On June 3, 2007, approximately 1300 mountain daylight time, a Boeing 757-251 transport category airplane, N523US, operated by Northwest Airlines, Inc., as flight 1221, encountered moderate turbulence during descent into the Denver International Airport (DEN), Denver, Colorado. There was no damage to the airplane. Visual meteorological conditions (VMC) prevailed at the time of the accident. The scheduled domestic passenger flight was being operated under the provisions of Title 14 Code of Federal Regulations Part 121 on an instrument flight rules flight plan. The captain, first officer, 3 flight attendants, and 167 passengers were not injured. One flight attendant sustained serious injuries. The flight originated from the Detroit Metropolitan Wayne County Airport (DTW), Detroit, Michigan, at 1225 eastern daylight time, and was en route to DEN. Use your browsers 'back' function to return to synopsisReturn to Query Page
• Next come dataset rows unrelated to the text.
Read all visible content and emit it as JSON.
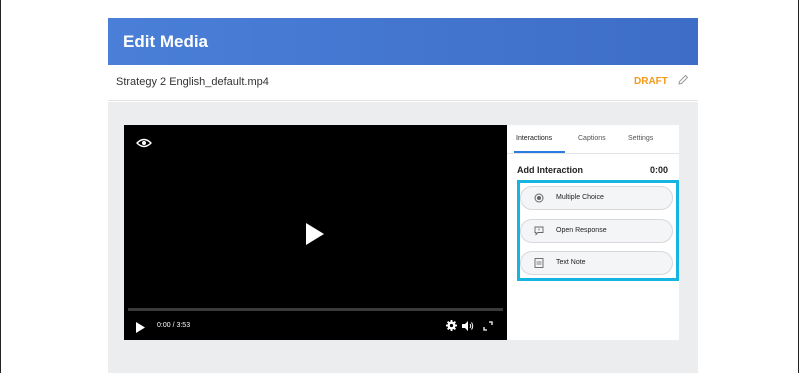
{
  "header": {
    "title": "Edit Media"
  },
  "file": {
    "name": "Strategy 2 English_default.mp4",
    "status": "DRAFT"
  },
  "player": {
    "time": "0:00 / 3:53",
    "progress_fraction": 0.0
  },
  "side_panel": {
    "tabs": [
      {
        "label": "Interactions",
        "active": true
      },
      {
        "label": "Captions",
        "active": false
      },
      {
        "label": "Settings",
        "active": false
      }
    ],
    "add_interaction_label": "Add Interaction",
    "add_interaction_time": "0:00",
    "options": [
      {
        "label": "Multiple Choice",
        "icon": "radio-icon"
      },
      {
        "label": "Open Response",
        "icon": "speech-bubble-icon"
      },
      {
        "label": "Text Note",
        "icon": "note-icon"
      }
    ]
  },
  "colors": {
    "header_bg": "#4a7fd8",
    "draft": "#f39a1b",
    "highlight": "#16b4e0",
    "active_tab": "#2a7be4"
  }
}
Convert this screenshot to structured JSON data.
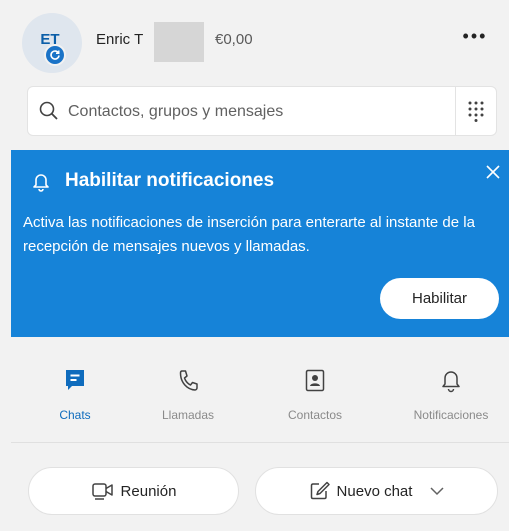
{
  "profile": {
    "initials": "ET",
    "name": "Enric T",
    "credit": "€0,00",
    "more_label": "•••",
    "presence_icon": "refresh-icon"
  },
  "search": {
    "placeholder": "Contactos, grupos y mensajes",
    "icon": "search-icon",
    "dialpad_icon": "dialpad-icon"
  },
  "banner": {
    "title": "Habilitar notificaciones",
    "text": "Activa las notificaciones de inserción para enterarte al instante de la recepción de mensajes nuevos y llamadas.",
    "button_label": "Habilitar",
    "background": "#1683d8",
    "icon": "bell-icon",
    "close_icon": "close-icon"
  },
  "tabs": [
    {
      "label": "Chats",
      "icon": "chat-icon",
      "active": true
    },
    {
      "label": "Llamadas",
      "icon": "phone-icon",
      "active": false
    },
    {
      "label": "Contactos",
      "icon": "contacts-icon",
      "active": false
    },
    {
      "label": "Notificaciones",
      "icon": "bell-icon",
      "active": false
    }
  ],
  "actions": {
    "meeting_label": "Reunión",
    "newchat_label": "Nuevo chat"
  },
  "colors": {
    "accent": "#0f6cbd",
    "inactive": "#8a8a8a"
  }
}
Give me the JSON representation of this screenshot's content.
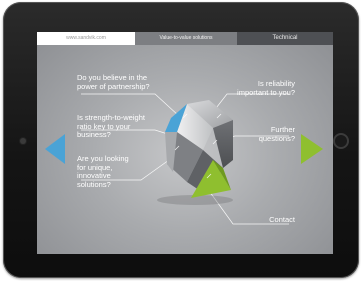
{
  "nav": {
    "url_tab": "www.sandvik.com",
    "active_tab": "Value-to-value solutions",
    "right_tab": "Technical"
  },
  "questions": {
    "partnership": "Do you believe in the power of partnership?",
    "reliability": "Is reliability important to you?",
    "strength": "Is strength-to-weight ratio key to your business?",
    "further": "Further questions?",
    "unique": "Are you looking for unique, innovative solutions?",
    "contact": "Contact"
  },
  "colors": {
    "accent_green": "#8fbf2f",
    "accent_blue": "#4aa3d6",
    "screen_gray": "#a9abae"
  },
  "icons": {
    "left": "arrow-left-triangle",
    "right": "arrow-right-triangle"
  }
}
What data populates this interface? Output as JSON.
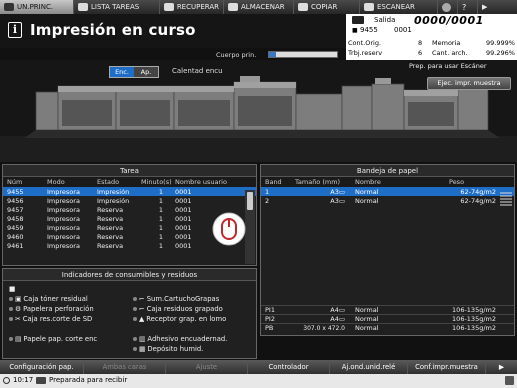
{
  "tabs": [
    {
      "label": "UN.PRINC."
    },
    {
      "label": "LISTA TAREAS"
    },
    {
      "label": "RECUPERAR"
    },
    {
      "label": "ALMACENAR"
    },
    {
      "label": "COPIAR"
    },
    {
      "label": "ESCANEAR"
    }
  ],
  "header": {
    "title": "Impresión en curso",
    "info_icon": "i"
  },
  "counter": {
    "label": "Salida",
    "value": "0000/0001",
    "user_id": "9455",
    "job_num": "0001"
  },
  "stats": {
    "cont_orig_label": "Cont.Orig.",
    "cont_orig_value": "8",
    "memoria_label": "Memoria",
    "memoria_value": "99.999%",
    "trbj_label": "Trbj.reserv",
    "trbj_value": "6",
    "cant_label": "Cant. arch.",
    "cant_value": "99.296%"
  },
  "memory": {
    "label": "Cuerpo prin.",
    "level": 0.1
  },
  "enc": {
    "enc_label": "Enc.",
    "ap_label": "Ap.",
    "desc": "Calentad encu"
  },
  "scanner": {
    "prep": "Prep. para usar Escáner",
    "button": "Ejec. impr. muestra"
  },
  "tasks": {
    "title": "Tarea",
    "headers": [
      "Núm",
      "Modo",
      "Estado",
      "Minuto(s)",
      "Nombre usuario"
    ],
    "rows": [
      [
        "9455",
        "Impresora",
        "Impresión",
        "1",
        "0001"
      ],
      [
        "9456",
        "Impresora",
        "Impresión",
        "1",
        "0001"
      ],
      [
        "9457",
        "Impresora",
        "Reserva",
        "1",
        "0001"
      ],
      [
        "9458",
        "Impresora",
        "Reserva",
        "1",
        "0001"
      ],
      [
        "9459",
        "Impresora",
        "Reserva",
        "1",
        "0001"
      ],
      [
        "9460",
        "Impresora",
        "Reserva",
        "1",
        "0001"
      ],
      [
        "9461",
        "Impresora",
        "Reserva",
        "1",
        "0001"
      ]
    ]
  },
  "tray": {
    "title": "Bandeja de papel",
    "headers": [
      "Band",
      "Tamaño (mm)",
      "Nombre",
      "Peso"
    ],
    "rows": [
      [
        "1",
        "A3▭",
        "Normal",
        "62-74g/m2"
      ],
      [
        "2",
        "A3▭",
        "Normal",
        "62-74g/m2"
      ]
    ],
    "rows_bottom": [
      [
        "PI1",
        "A4▭",
        "Normal",
        "106-135g/m2"
      ],
      [
        "PI2",
        "A4▭",
        "Normal",
        "106-135g/m2"
      ],
      [
        "PB",
        "307.0 x 472.0",
        "Normal",
        "106-135g/m2"
      ]
    ]
  },
  "consum": {
    "title": "Indicadores de consumibles y residuos",
    "items": [
      "Caja tóner residual",
      "Papelera perforación",
      "Caja res.corte de SD",
      "Sum.CartuchoGrapas",
      "Caja residuos grapado",
      "Receptor grap. en lomo",
      "Papele pap. corte enc",
      "Adhesivo encuadernad.",
      "Depósito humid."
    ]
  },
  "bottom": [
    "Configuración pap.",
    "Ambas caras",
    "Ajuste",
    "Controlador",
    "Aj.ond.unid.relé",
    "Conf.impr.muestra"
  ],
  "status": {
    "time": "10:17",
    "text": "Preparada para recibir"
  }
}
At 1255, Convective SIGMET (significant meteorological information) 50C was issued and valid until 1455 for the states of Colorado, Wyoming, New Mexico, and Kansas. The SIGMET indicated that area thunderstorms were moving 310 degrees at 20 knots with tops at 41,000 feet mean sea level (msl).
According to the Pilot/Operator Aircraft Accident Report (NTSB Form 6120.1/2), the captain reported that "It was daylight VMC on arrival to Denver. We had the [weather] radar on and had it on for quite awhile as we had monitored and avoided numerous CBs (cumulonimbus clouds) along our flight route. In the Denver area we could see visually and on radar, CBs building over the mountains west of Denver. The CBs were no factor. There was some traffic in the area, but we never had a visual on another aircraft, only the communication between [air traffic control] and the other aircraft. Wake turbulence was not a factor. All checklists and normal flows were completed. All was normal. We were on a right downwind for [runway] 35L at 11,000 [feet msl)]. We were given a turn to a base and a descent to 9,000 [feet msl] we were given another turn to a dogleg and a descent to 7,000 [feet msl]. All was normal. At some point, we were cleared for a visual to 35L. We were in moderate turbulence between 10,000 and 7,000 [feet msl]. I extended the spoilers to possibly get through the turbulence quickly. The approach and landing were normal. After landing, we were advised by the lead flight attendant that a flight attendant in the aft galley was hurt, possibly with a broken leg."
The first officer reported that no turbulence was forecasted or reported during the descent.
According to a statement provided by the injured flight attendant, she was assigned to door 2 jump seat and had been providing service to the cabin from the aft galley. The attendant heard the double chime for the attendants to complete the final cabin check and then return to their respective seats. The attendant completed the check in a few minutes and was returning to the aft galley. The attendant reported that "it seemed that we were descending quickly so I handed the [trash] bag off to [another flight attendant], seated at door 4, so I could return to my jump seat. As I began to move toward the aisle, the plane dropped down slightly, which caused my feet to lift off the floor. This has happened to me before and I was able to brace myself by holding on to a passenger seat, or simply sitting in a passenger seat. I attempted to brace myself by reaching for the galley counters, however it was too far of a stretch and I wasn't able to hold myself very steady as my feet returned to the floor. Also, as my feet were returning to the floor, I felt the plane shift slightly from side to side. The motion of the plane coming back up as I was coming down, and shifting from side to side, I believe is what caused my leg to snap."